■ **Your task**
If the records include pictures, omit them and set down everything else verbatim.
[Start of Attachment]
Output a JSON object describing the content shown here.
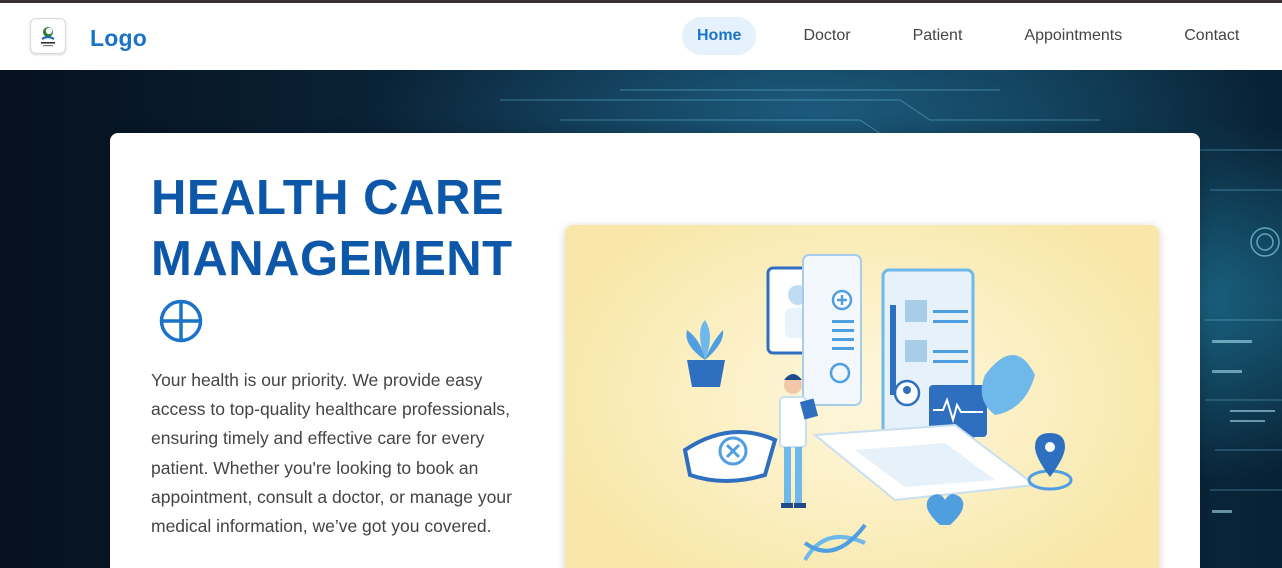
{
  "header": {
    "logo_text": "Logo",
    "nav": [
      {
        "label": "Home",
        "active": true
      },
      {
        "label": "Doctor",
        "active": false
      },
      {
        "label": "Patient",
        "active": false
      },
      {
        "label": "Appointments",
        "active": false
      },
      {
        "label": "Contact",
        "active": false
      }
    ]
  },
  "hero": {
    "title_line1": "HEALTH CARE",
    "title_line2": "MANAGEMENT",
    "icon": "medical-cross-circle-icon",
    "description": "Your health is our priority. We provide easy access to top-quality healthcare professionals, ensuring timely and effective care for every patient. Whether you're looking to book an appointment, consult a doctor, or manage your medical information, we’ve got you covered.",
    "illustration": "doctor-laptop-illustration"
  },
  "colors": {
    "brand_blue": "#1a73c8",
    "title_blue": "#0d57a8",
    "active_nav_bg": "#e5f1fc"
  }
}
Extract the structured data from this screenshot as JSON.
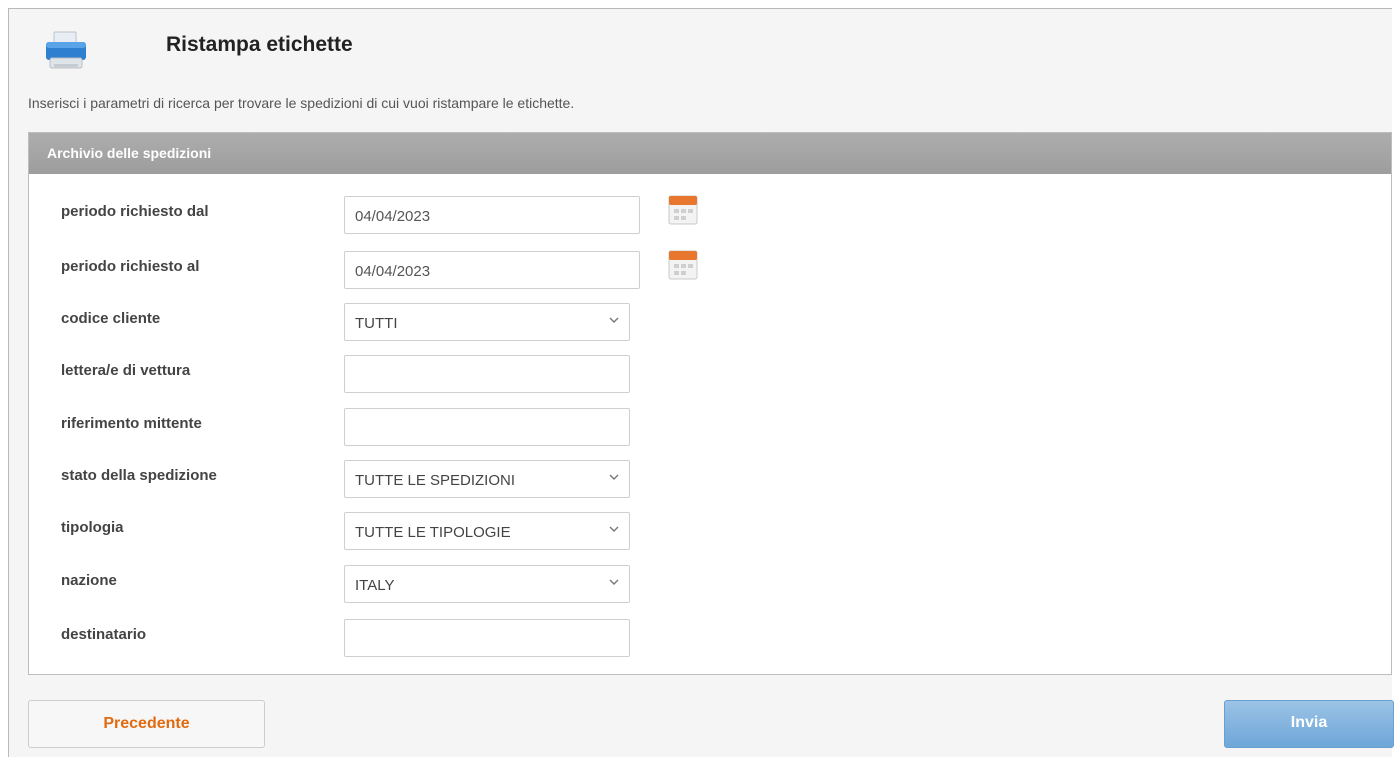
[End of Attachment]
■ **Output for this task**
Output a JSON object describing the content shown here.
{
  "header": {
    "logo_text": "Logo",
    "nav": [
      {
        "label": "Home",
        "active": true
      },
      {
        "label": "Doctor",
        "active": false
      },
      {
        "label": "Patient",
        "active": false
      },
      {
        "label": "Appointments",
        "active": false
      },
      {
        "label": "Contact",
        "active": false
      }
    ]
  },
  "hero": {
    "title_line1": "HEALTH CARE",
    "title_line2": "MANAGEMENT",
    "icon": "medical-cross-circle-icon",
    "description": "Your health is our priority. We provide easy access to top-quality healthcare professionals, ensuring timely and effective care for every patient. Whether you're looking to book an appointment, consult a doctor, or manage your medical information, we’ve got you covered.",
    "illustration": "doctor-laptop-illustration"
  },
  "colors": {
    "brand_blue": "#1a73c8",
    "title_blue": "#0d57a8",
    "active_nav_bg": "#e5f1fc"
  }
}
Extract the structured data from this screenshot as JSON.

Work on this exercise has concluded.